Find every line in the records below that holds the word "date" and copy it.

· · · ·

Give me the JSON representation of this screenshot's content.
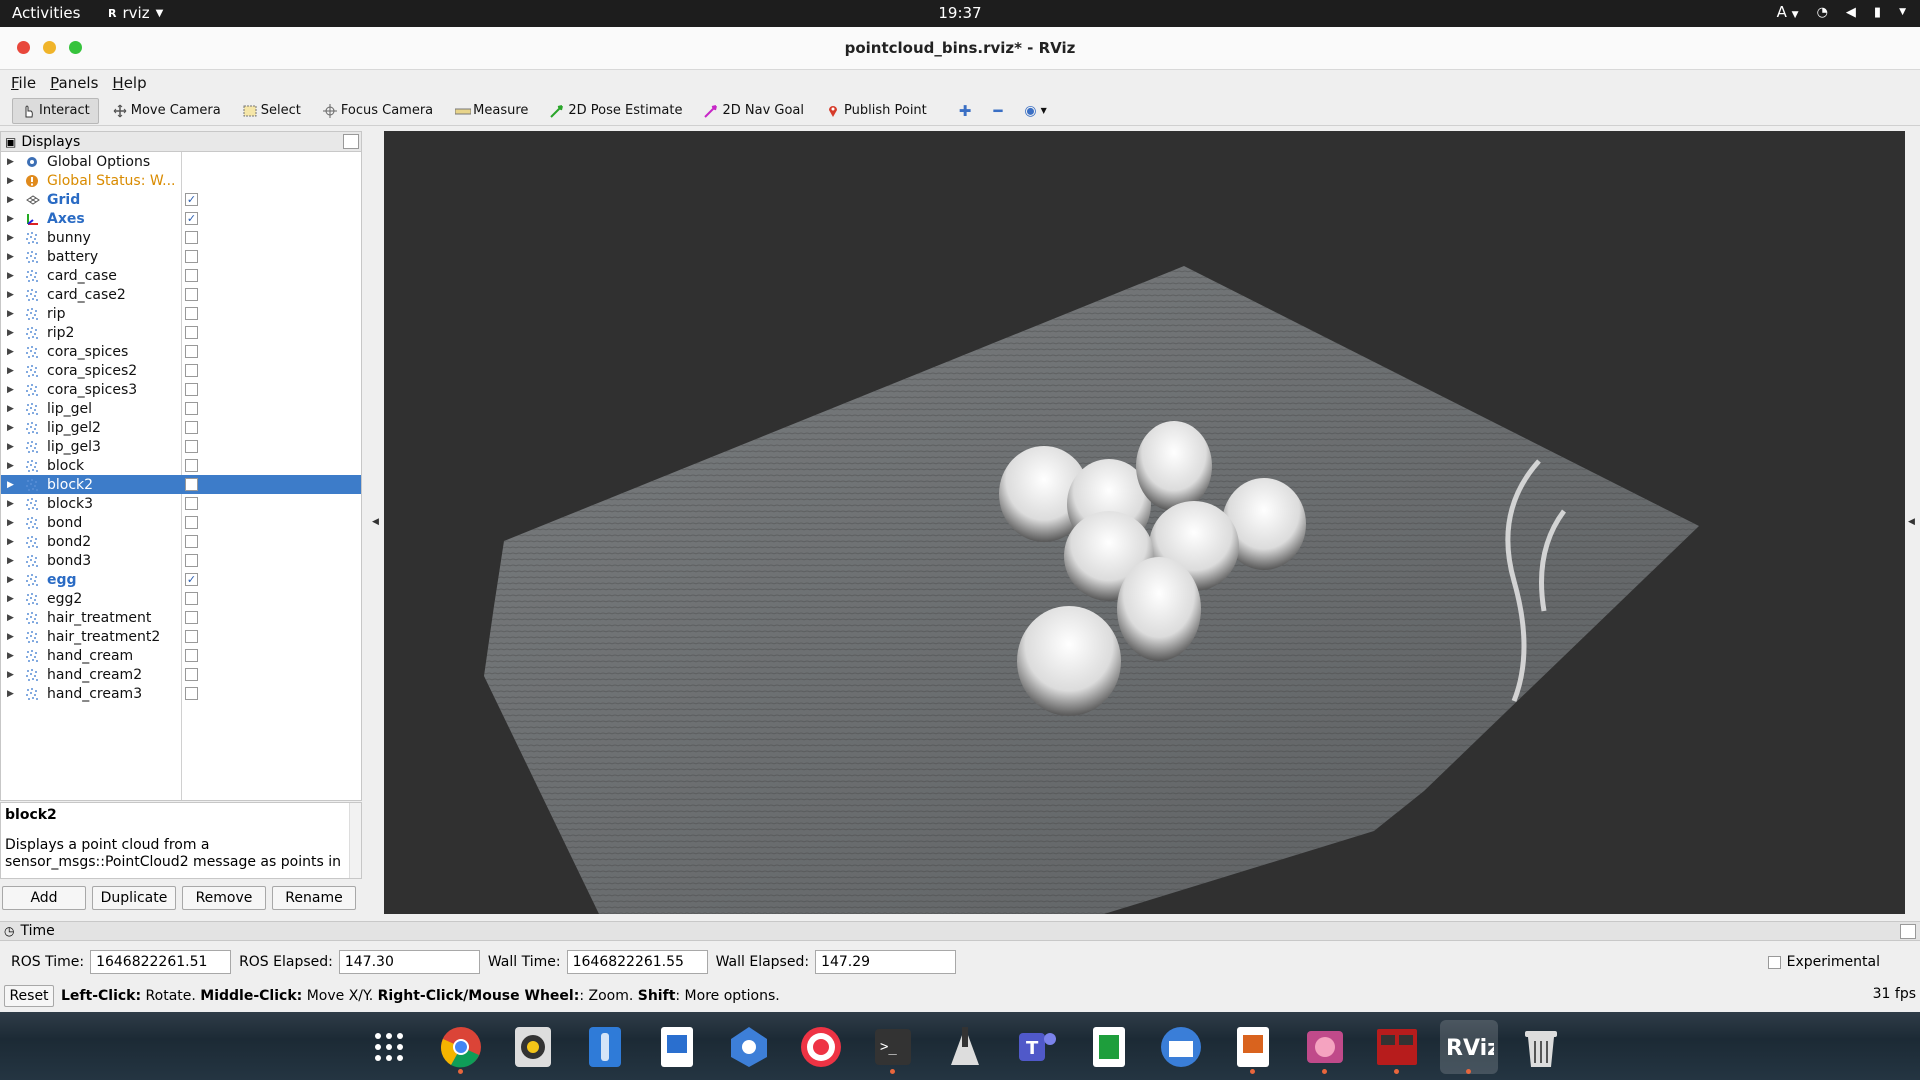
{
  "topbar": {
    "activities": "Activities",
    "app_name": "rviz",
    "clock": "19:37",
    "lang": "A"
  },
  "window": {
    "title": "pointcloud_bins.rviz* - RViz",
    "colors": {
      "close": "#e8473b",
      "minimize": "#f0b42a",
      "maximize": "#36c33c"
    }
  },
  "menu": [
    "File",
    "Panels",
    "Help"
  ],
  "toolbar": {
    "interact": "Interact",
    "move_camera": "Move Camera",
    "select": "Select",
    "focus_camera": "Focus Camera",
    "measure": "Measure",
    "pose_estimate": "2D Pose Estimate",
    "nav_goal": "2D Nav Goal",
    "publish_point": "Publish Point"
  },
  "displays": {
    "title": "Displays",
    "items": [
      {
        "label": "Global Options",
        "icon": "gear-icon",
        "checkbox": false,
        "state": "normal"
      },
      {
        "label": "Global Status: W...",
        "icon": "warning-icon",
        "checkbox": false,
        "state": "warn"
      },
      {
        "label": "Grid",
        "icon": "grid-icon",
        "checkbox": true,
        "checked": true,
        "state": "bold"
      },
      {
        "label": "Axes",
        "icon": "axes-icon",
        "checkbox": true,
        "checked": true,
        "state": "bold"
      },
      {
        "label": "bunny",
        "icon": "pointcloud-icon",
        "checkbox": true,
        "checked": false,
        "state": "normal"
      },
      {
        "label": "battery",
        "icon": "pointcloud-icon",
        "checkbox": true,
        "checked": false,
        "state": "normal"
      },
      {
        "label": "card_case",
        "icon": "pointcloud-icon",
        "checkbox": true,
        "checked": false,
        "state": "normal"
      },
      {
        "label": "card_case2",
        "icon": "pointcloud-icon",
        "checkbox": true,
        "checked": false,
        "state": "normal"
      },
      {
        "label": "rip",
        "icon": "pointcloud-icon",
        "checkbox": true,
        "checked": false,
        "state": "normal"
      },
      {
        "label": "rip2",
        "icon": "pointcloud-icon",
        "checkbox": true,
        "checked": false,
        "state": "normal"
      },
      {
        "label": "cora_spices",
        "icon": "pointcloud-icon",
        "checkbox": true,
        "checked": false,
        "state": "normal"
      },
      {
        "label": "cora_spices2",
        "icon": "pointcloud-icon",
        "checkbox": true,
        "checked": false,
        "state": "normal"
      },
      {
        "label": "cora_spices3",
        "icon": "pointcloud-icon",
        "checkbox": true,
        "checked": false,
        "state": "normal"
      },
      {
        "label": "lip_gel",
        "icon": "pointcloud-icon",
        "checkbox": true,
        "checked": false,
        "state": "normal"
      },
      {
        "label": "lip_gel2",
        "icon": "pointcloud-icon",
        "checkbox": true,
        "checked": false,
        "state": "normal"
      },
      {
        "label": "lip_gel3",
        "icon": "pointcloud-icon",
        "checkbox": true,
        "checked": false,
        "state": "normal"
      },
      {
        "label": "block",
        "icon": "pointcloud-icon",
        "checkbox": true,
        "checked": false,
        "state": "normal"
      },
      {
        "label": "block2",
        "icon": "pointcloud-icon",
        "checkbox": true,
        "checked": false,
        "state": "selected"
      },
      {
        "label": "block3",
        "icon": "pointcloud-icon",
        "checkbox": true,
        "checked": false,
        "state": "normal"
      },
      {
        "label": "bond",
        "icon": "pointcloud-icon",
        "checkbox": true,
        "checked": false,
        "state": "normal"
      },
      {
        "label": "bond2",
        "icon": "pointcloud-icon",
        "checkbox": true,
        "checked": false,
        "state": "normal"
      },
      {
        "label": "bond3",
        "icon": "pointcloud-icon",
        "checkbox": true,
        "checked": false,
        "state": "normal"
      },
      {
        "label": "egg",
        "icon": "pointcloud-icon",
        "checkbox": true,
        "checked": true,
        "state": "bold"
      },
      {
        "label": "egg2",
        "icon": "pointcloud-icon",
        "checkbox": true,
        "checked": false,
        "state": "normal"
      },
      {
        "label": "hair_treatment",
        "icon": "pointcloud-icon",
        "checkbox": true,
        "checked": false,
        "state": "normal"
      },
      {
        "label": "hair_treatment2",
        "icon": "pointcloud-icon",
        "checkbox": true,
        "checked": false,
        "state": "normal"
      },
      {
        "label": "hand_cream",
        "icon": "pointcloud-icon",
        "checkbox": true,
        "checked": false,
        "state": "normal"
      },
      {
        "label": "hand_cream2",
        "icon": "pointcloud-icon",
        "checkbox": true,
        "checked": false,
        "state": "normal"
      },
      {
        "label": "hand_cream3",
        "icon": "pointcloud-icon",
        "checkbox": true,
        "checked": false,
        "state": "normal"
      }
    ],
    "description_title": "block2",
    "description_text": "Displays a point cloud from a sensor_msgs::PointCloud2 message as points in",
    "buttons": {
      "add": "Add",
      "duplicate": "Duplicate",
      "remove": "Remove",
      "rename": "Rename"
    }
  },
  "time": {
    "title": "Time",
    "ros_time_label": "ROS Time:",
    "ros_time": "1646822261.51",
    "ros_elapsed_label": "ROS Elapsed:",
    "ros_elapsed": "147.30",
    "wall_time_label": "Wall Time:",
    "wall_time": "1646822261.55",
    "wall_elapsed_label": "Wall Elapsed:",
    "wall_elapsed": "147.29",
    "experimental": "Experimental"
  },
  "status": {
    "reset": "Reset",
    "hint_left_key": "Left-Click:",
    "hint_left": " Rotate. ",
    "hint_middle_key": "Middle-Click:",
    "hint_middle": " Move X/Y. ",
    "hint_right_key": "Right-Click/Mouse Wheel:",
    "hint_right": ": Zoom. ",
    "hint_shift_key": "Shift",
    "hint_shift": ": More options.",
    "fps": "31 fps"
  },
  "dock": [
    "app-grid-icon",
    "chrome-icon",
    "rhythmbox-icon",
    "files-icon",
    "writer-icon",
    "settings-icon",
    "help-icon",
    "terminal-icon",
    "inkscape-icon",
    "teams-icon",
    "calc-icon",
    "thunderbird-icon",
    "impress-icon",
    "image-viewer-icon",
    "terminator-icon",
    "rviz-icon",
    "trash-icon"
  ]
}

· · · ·

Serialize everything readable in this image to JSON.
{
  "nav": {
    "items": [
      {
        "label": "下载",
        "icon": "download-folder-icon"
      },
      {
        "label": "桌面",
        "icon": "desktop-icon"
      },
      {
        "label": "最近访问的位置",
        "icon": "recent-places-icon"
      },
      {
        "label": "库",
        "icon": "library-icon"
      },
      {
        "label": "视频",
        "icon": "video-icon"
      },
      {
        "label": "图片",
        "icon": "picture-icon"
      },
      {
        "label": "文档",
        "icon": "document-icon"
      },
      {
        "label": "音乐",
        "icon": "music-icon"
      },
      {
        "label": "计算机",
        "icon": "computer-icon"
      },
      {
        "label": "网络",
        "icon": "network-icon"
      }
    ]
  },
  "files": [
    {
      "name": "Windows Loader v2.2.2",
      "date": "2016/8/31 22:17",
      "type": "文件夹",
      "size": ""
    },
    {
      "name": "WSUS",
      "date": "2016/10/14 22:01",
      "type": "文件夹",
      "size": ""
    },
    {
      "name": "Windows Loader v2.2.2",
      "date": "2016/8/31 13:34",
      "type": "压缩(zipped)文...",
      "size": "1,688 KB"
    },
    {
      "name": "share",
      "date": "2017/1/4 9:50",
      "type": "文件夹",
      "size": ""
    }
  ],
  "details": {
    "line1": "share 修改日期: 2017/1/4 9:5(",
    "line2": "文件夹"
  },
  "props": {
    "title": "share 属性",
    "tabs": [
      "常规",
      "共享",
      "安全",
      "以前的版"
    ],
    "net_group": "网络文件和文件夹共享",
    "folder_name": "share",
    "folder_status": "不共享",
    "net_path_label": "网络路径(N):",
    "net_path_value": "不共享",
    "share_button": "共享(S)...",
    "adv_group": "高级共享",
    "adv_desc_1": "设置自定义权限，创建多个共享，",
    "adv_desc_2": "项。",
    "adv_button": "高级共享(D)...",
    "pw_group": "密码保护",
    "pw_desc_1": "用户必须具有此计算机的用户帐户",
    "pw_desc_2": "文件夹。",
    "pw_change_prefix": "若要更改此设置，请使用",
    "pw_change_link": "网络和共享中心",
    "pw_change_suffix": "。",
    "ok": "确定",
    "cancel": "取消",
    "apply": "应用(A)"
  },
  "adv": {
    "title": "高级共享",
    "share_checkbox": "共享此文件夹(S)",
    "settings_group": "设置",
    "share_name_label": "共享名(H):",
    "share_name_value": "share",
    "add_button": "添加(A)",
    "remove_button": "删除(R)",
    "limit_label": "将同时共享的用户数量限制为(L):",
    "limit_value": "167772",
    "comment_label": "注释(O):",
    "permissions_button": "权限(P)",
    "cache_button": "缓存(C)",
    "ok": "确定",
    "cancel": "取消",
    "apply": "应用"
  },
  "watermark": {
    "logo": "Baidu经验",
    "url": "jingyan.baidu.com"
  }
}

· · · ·

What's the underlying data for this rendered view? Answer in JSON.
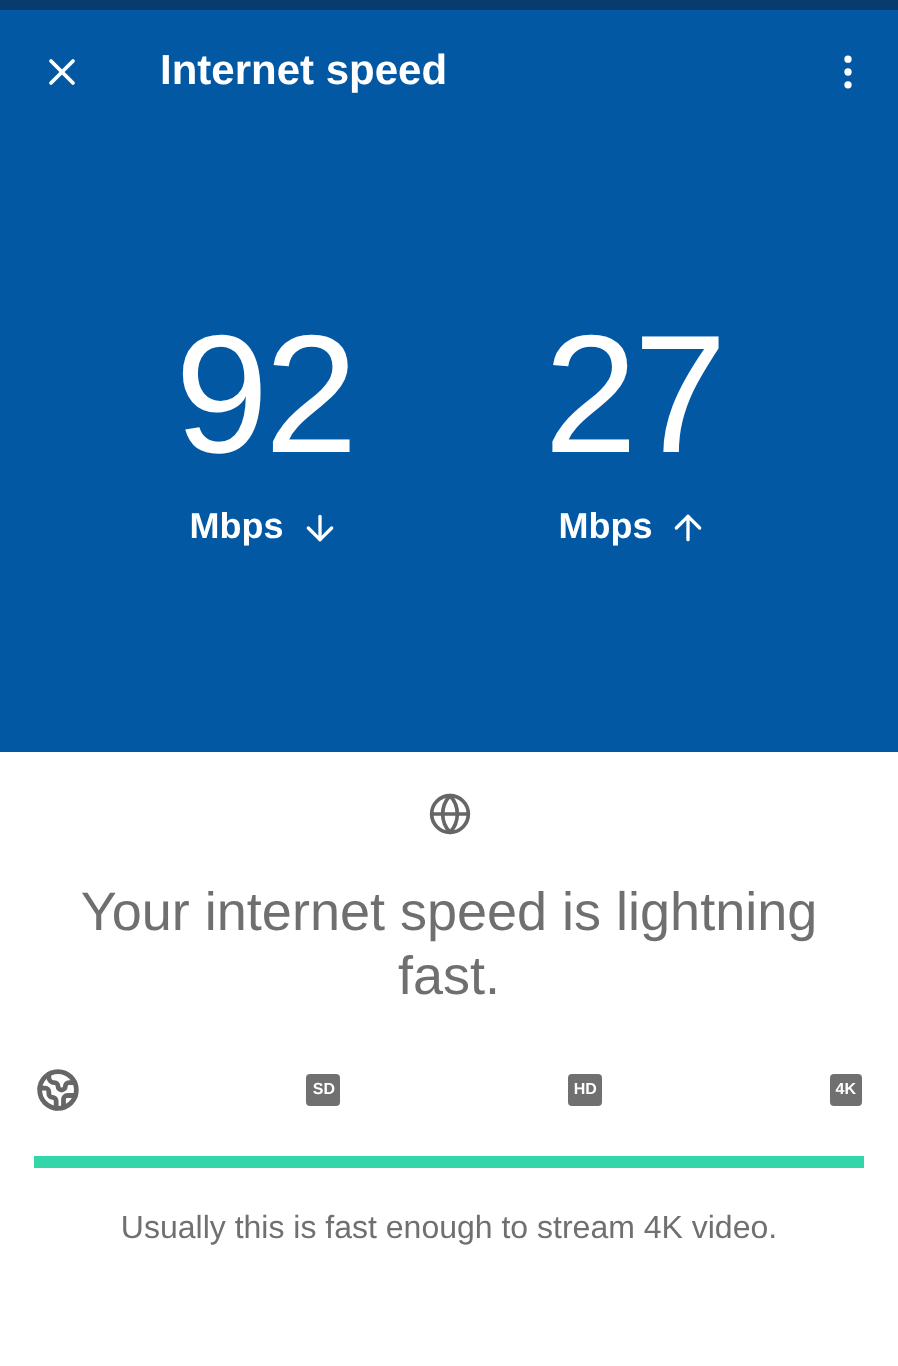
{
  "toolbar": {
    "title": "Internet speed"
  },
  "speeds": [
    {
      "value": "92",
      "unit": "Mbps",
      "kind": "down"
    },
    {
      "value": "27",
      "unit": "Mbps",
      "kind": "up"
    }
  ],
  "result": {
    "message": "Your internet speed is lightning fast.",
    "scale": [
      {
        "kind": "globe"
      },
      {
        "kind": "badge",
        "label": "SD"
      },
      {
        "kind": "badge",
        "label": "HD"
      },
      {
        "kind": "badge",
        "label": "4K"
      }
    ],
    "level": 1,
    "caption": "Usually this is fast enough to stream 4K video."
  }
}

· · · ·

ANSWER TO THE EXERCISE
      "date": "2016/8/31 22:17",
      "date": "2016/10/14 22:01",
      "date": "2016/8/31 13:34",
      "date": "2017/1/4 9:50",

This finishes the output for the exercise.